Rural Sustainability Research ; 45(340):53-64, 2021.
Article in English | Scopus | ID: covidwho-1379928

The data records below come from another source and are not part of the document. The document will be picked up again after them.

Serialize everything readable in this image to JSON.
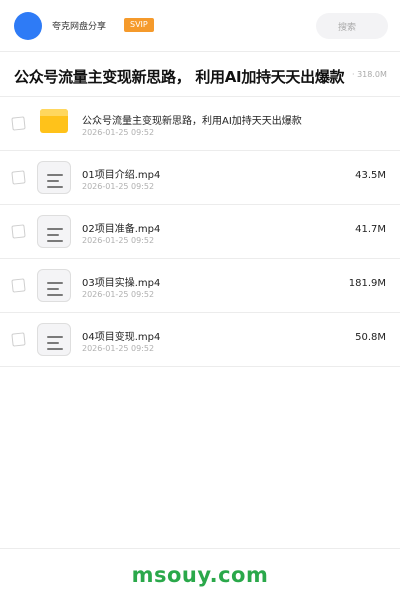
{
  "header": {
    "app_name": "夸克网盘分享",
    "badge": "SVIP",
    "search_label": "搜索"
  },
  "folder": {
    "title": "公众号流量主变现新思路， 利用AI加持天天出爆款",
    "size": "· 318.0M"
  },
  "files": [
    {
      "name": "公众号流量主变现新思路，利用AI加持天天出爆款",
      "date": "2026-01-25 09:52",
      "size": "",
      "type": "folder"
    },
    {
      "name": "01项目介绍.mp4",
      "date": "2026-01-25 09:52",
      "size": "43.5M",
      "type": "video"
    },
    {
      "name": "02项目准备.mp4",
      "date": "2026-01-25 09:52",
      "size": "41.7M",
      "type": "video"
    },
    {
      "name": "03项目实操.mp4",
      "date": "2026-01-25 09:52",
      "size": "181.9M",
      "type": "video"
    },
    {
      "name": "04项目变现.mp4",
      "date": "2026-01-25 09:52",
      "size": "50.8M",
      "type": "video"
    }
  ],
  "footer": {
    "watermark": "msouy.com"
  },
  "colors": {
    "accent_blue": "#2e7bf6",
    "svip_orange": "#f59a2b",
    "folder_yellow": "#ffc21a",
    "watermark_green": "#2aa84a"
  }
}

The impacts of the COVID-19 pandemic on national economies are characterized as the worst economic turmoil in recent years, as economic growth slowed to the level of the 2008 global financial crisis. At the end of 2019 and the beginning of 2020, economic growth surveys did not project that the novel virus could have a negative impact on economic growth. As a result of the rapid spread of the virus and the increase in the number of infection cases, national governments took strict measures to limit the spread of the virus, which led to a significant deterioration in the economic situation in all industries of the economy. Agriculture plays an important role in providing food to the country’s population, yet the pandemic made a negative impact on sales volumes and prices in the domestic and international markets. The research aims to assess the impacts of the pandemic on milk supply chains in Latvia and come up with solutions to stabilizing the situation in the dairy sector. The national restrictions to combat the pandemic also hampered the dairy sector concerning the sale of raw milk and finished products in foreign markets, thereby leading to overproduction and stockpiling of the finished products, price dumping and a significant decrease in milk purchase prices to or below the production cost level for many dairy farms. Although there is no indication that the pandemic would lead to a decrease in the numbers of livestock and farms or output in early 2021, it is too early to assess the overall impact of the pandemic on dairy farming, as uncertainty over the duration of pandemic restrictions is a major risk to farm survival. The operation of the dairy sector was stabilized by means of the support provided by the government, as well as the farms’ accumulated financial and feed resources. In order to identify future challenges for milk supply chains, the research performed an analysis of operational risks for milk producers and processors to identify the most important risks and design recommendations for their elimination. The longer there is uncertainty about the return of the dairy sector to pre-pandemic output levels, the more likely it is that the pandemic is going to lead to a decrease in the numbers of dairy livestock and farms. © Latvia University of Life Sciences and Technologies, all rights reserved